I told my friend’s boss I would be coming to this interview in jeans, since this is what I wear to work and we were putting Christmas out in the store. So I was in jeans, and I was… glittery when I drove out to the interview.
I told myself as I walked in to just be myself and see what happened. Prospective new boss was wearing black jeans, so I didn’t feel so self conscious. We sat down, he told me about the company, what he was looking for, and asked me what I could do. To be honest, this is the first time in my job search history when having so many different jobs and being so diverse in my skills and learning German and not Spanish has actually paid off. The more he described what he needed, the more I was interested in the job.
Yet, twenty minutes later when he offered me the job, I was shellshocked. He told me to call him in the morning with salary requirements and told me I could wait until Monday to give him my final answer.

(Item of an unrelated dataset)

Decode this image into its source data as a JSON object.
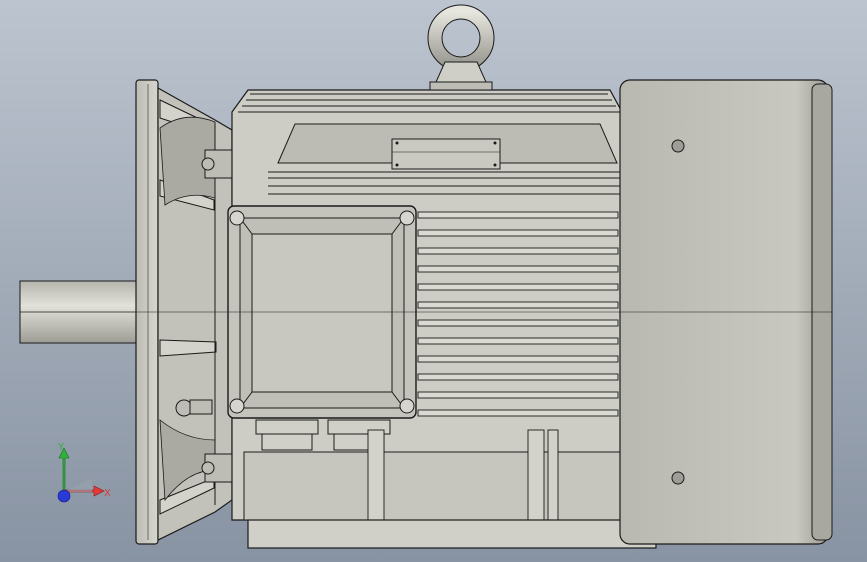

I left the interview thinking, “holy cow, now what do I do?” I called my friend. I told her I had absolutely no clue what my salary requirements should be. She threw out a number, which was more than I was making and I thought that would be nice, especially with the unbelievable benefits package they were offering me. Jene’ had said I didn’t want to sell myself short and appear as if I valued my skills and to keep that in mind. I took the number my friend had suggested to bed with me.
The next day was my day off and trip to Galvestion. At 7:45 a.m. my friend called me and said she’d done some research and we were aiming way too low. So she gave me a figure and with that in mind, I called prospective new boss. I went for slightly lower than the figure she gave me (come on, I’m not greedy) and gave him a range, let’s say A-C. He said he’d call me back.
An hour later, just before I left for Galveston, he called. He gave me C. This number was a 50% increase in pay as a STARTING salary. My brain felt like scrambled eggs. I couldn’t believe it. It would have been foolish to turn this job down, so I accepted and we negotiated a start time.
Well, God did what I asked of him. This opportunity fell in my lap. It’s abundantly clear this is a gift from him, and I am ever so grateful.
The hardest part is leaving behind the people at my current job. I actually cried when I gave my notice. My current boss said, “I didn’t see this coming.” I shook my head and said, “I didn’t either.” I know God is blessing me beyond what I can imagine right now. One lady I work with said, “you’ve been so faithful the past ten years, and God is rewarding you.”
I hope I can be as faithful with much as I was faithful with little. The first thing I did was draw up a budget. I can’t believe that I might just make my goal of being out of debt and in reliable transportation by the time I’m 40.
I’m still overwhelmed. A week from Monday I will start this new phase of my life and I am so grateful.
Be faithful with little, and you’ll be amazed at just how much much is.